Illness is also the dominant metaphor in Stephen Karam’s Pulitzer Prize-nominated play Sons of the Prophet. Karam, like Sontag, disabuses his audience of the idea that there’s something noble or romantic about suffering. Whereas Sontag cites close readings of literary references on illness, Karam locates the subject in one Lebanese American family, providing them with a store of dyspeptic fits of rage and wit.
Joseph Douaihy (Eric Kerr), the main character, has an unspecified illness that has abruptly ended his career as a professional athlete. He’s undergoing a series of tests: it could be nerve damage or MS. Both of his parents have recently died, leaving him in charge of his younger brother Charles (Stephen Kanaski) and Bill (Donald Currie), their ailing uncle. When we learn that Charles was born without one ear, the number and variety of afflictions that this family suffers from starts to feel biblical in scope.
But Karam hasn’t written a tragedy. Or if he has, it’s cleverly disguised as a comedy. He manages an even tone throughout without leaning too far in either direction. It certainly helps that the director of this production, Ben Randle, embraces the changeability of those theatrical masks. Tragedy and comedy aren’t mutually exclusive on stage or in real life. He also hired a nimble cast of actors who boldly and briskly embody that sense of emotional splitting.
Gloria (Cheryl Smith), Joseph’s boss, offers the strongest, and strangest, example of Sontag’s acknowledgment that we hold “dual citizenship” in the territories of sickness and health. To describe her as neurotic would be too easy. Instead, and this is what is so often missing from unsound plays, Karam accounts for her odd behavior with a plausible backstory and monologues that are psychologically in step with it. There is no disconnect between her words and her actions. Gloria’s language overflows with Too Much Information. Nobody wants to hear what she has to say. Her lines express the burden of her isolation but Smith delivers them with a resonant and wry élan. Gloria has more than one illness of her own, including clinical depression, but when Smith speaks in her voice we laugh with and feel for her.

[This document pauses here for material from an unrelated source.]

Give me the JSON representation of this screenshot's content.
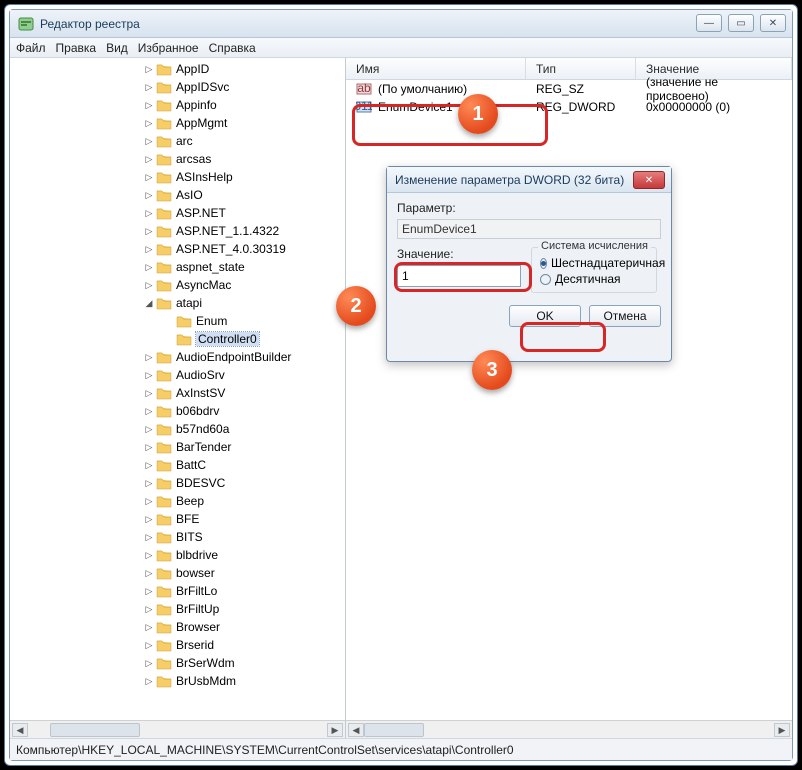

The subplot fueling the action of the play concerns the recent death of Joseph’s and Charles’ father. Vin (Marcus Steele), a local college kid, inadvertently caused his death. For the three remaining members of the Douaihy family, the accident is life-changing but more so for Joseph. He becomes the de facto head of the family but is emotionally unprepared for the job. Kerr, though, is at home in Joseph’s skin, easily expressing his discomfort with conviction. When a potential love interest arrives on the scene, it forces him, in a different way, to confront the complications and frustrations of becoming an adult and a man.
Sons of the Prophet also explores, if recessively, the duality of living between two cultures. The Douaihy brothers are both Lebanese and American, and, it turns out, both of them are also gay. Their sexuality, along with their Lebanese heritage, is presented as a given, nodded at and accepted by all. The play was originally produced during President Obama’s first term in 2011, when the country had supposedly embraced the age of identity politics. After the November election, that notion has faded as fast as an unearthed relic that’s unused to the Earth’s polluted atmosphere. That the play itself is vibrant and funny and relevant only underlines the poignancy of an era that’s about to come to a shocking and abrupt close.
Sons of the Prophet, through Dec. 18, at New Conservatory Theatre Center, 25 Van NessAve., 415-861-8972 or nctcsf.org.